Theologians tottered off into a corner, licked their wounds, and began to scrutinize just what had happened. They noticed that these Enlightenment folks liked to talk about everything, that offering clipped "the Bible tells us so" (even when you sing it) isn't good enough for them. They wanted arguments that played by the rules of logic. "Okay," they said, "we'll give you an argument." They honed in on the notion of "presuppositionless," noticing that the atheists' most-used weapons hinged on it. They noticed that for an argument to get off the ground, you need to take for granted certain things--you can't argue about everything all at once. The Enlightenment notion of "presuppositionlessness," however, seemed to suppose that Enlightenment philosophers didn't have to take anything for granted--they had no assumptions. But any argument that is made clearly shows that to be false--every argument has assumptions.

They rolled that around in their heads for a while and eventually figured out that if Enlightenment philosophy was true, it was impossible, but since it was not impossible (it being an historically instantiated actuality), it had assumptions--assumptions that could be attacked, just as their's had been attacked. One line of attack is this: if beliefs are opposed to knowledge based on the fact that you can't argue or prove beliefs and you can about knowledge, then your "knowledge" (for instance, "there is no God") has a background of belief that cannot be argued or proven.

This little story is, of course, not literally what happened (atheists, in fact, had more to do with giving Christians these weapons then they themselves had to do with creating them). But I hope it shows the outlines of how calling atheism a "system of belief" makes sense. This little tall tale is, in fact, what leads directly to the contemporary inflammation of creationism, or intelligent design as they're calling it these days. ID defenders like Phillip Johnson, Ken Ham, and Michael Behe blend together things learned from evil post-modernism with wonderful Bible dogmatism in the weirdest possible way--and yet it is fairly coherent, just really stupid. I take the recent "backlash" against Darwin to be the clearest signal, far more powerful than anything Rorty or anybody else has written, for us to finally and forever ditch Enlightenment philosophy and all of its remenants. Adherence to Enlightenment philosophy and its rhetoric is what allows Johnson and his compatriots a foothold, or a "wedge" as they like to call it. If we ditch Enlightenment, scientistic rhetoric, the wedge has no crack to enter.

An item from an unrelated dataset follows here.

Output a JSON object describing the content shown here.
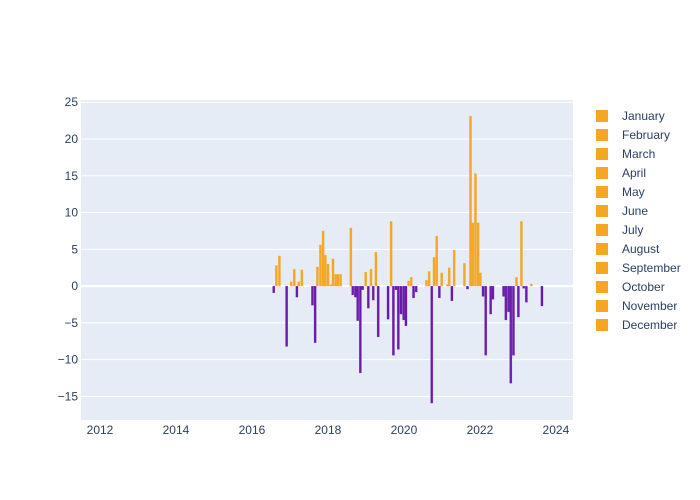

To sum up: atheism is a religion only if you define religion in broad, almost useless ways like "system of belief." Such a definition might be useful for certain, narrow academic purposes, but for the most part those of us in the real world need something with a little more bite. If your definition involves the accumulation of multiple labels for a person (i.e., a Christian is also a democratic citizen, meaning that Christianity as a system of belief does not include democracy as a system of belief), that a person is the intersection of a number of "systems of belief", then atheism is a pretty weak system of belief because "system" seems to imply more than one belief: God doesn't exist. Atheism then becomes the call for the abandonment of a particular kind of system of belief. It becomes the suggestion that the sector in our network of systems of belief, where beliefs that revolve around the word "God" exist, should cease to be a sector in which we do any thinking, it should be emptied out and left alone.

So if somebody brings up the "fact" that atheism is a religion for polemical purposes, just counter by saying, "Yeah, okay, if you stretch religion so far as to include atheism, then its a religion. But it's still the religion that says that all this God-talk is pretty pointless." Switching the grounds of debate from "belief" to "stuff we talk about" is fairly effective.